SIDEBAR: What about Aspirin? Aspirin is a question mark for women. A daily aspirin has been shown to reduce the risk of a first heart attack in men, but the Women's Health Study found more equivocal results for women. Daily aspirin helped prevent ischemic stroke (the most common type), and it was somewhat effective in preventing heart attacks among women ages 65 and over. But for women under age 65, regular aspirin use was no better at preventing heart attacks than taking a placebo. Clearly, aspirin isn't a miracle worker, and it's not entirely benign either. Gastrointestinal bleeding and hemorrhagic stroke are risks of regular aspirin use. Talk to your clinician about the risks and benefits of aspirin for you. And keep in mind that a healthy lifestyle can be far more effective than aspirin in preventing heart attacks and strokes.
Improved Diagnosis. The standard approach for assessing cardiac symptoms starts with electrocardiography (ECG) — at rest and on a treadmill (stress testing) — and may progress to coronary angiography, an x-ray that outlines any blockages in the coronary arteries. But ECG can miss heart disease in women, and angiograms can fall short, as noted earlier. What to do. Nuclear stress testing and stress echocardiography are more reliable than ECG and are available in many centers. Also, some women may need two other tests: intravascular ultrasound, which captures cross-sectional images of the artery walls, and coronary flow reserve studies, which measure blood flow in response to increased demand, often revealing whether the microscopic vessels in the heart wall are supplying it with enough blood. Both tests can be performed during angiography.
Last Word — If you have worrisome symptoms, speak up. And make sure you have a clinician who listens and takes your concerns seriously. You may want to consider finding one at a center that specializes in women's health or at a heart center.

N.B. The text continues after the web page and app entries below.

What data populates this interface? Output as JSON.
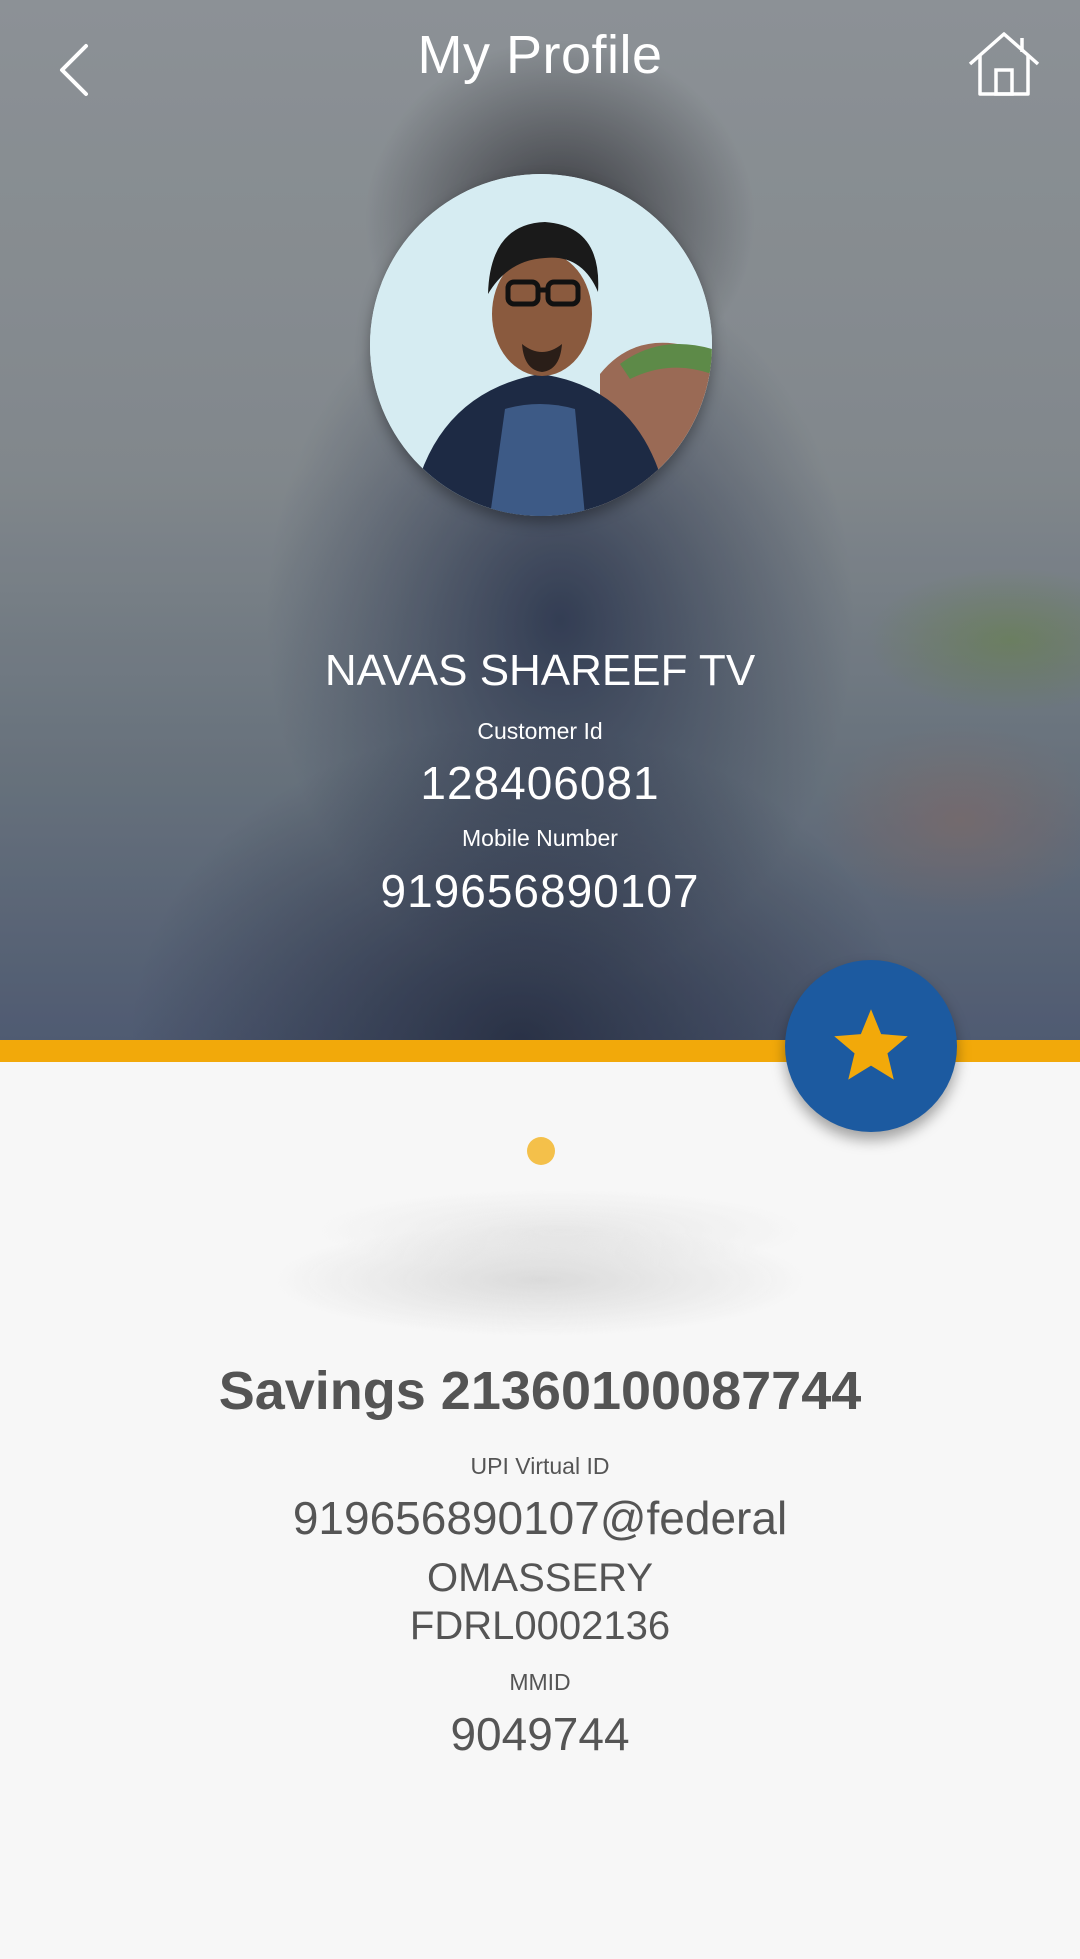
{
  "header": {
    "title": "My Profile",
    "back_icon": "chevron-left-icon",
    "home_icon": "home-icon"
  },
  "profile": {
    "name": "NAVAS SHAREEF TV",
    "customer_id_label": "Customer Id",
    "customer_id": "128406081",
    "mobile_label": "Mobile Number",
    "mobile": "919656890107"
  },
  "favorite": {
    "icon": "star-icon"
  },
  "account": {
    "title": "Savings 21360100087744",
    "upi_label": "UPI Virtual ID",
    "upi_id": "919656890107@federal",
    "branch": "OMASSERY",
    "ifsc": "FDRL0002136",
    "mmid_label": "MMID",
    "mmid": "9049744"
  },
  "colors": {
    "accent_gold": "#f2a90a",
    "fab_blue": "#1c5aa0",
    "star_gold": "#f2a90a",
    "text_dark": "#545454"
  }
}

Harvard Women's Health Watch is available from Harvard Health Publications www.health.harvard.edu, the publishing division of Harvard Medical School, for $28 per year. Subscribe at www.health.harvard.edu/women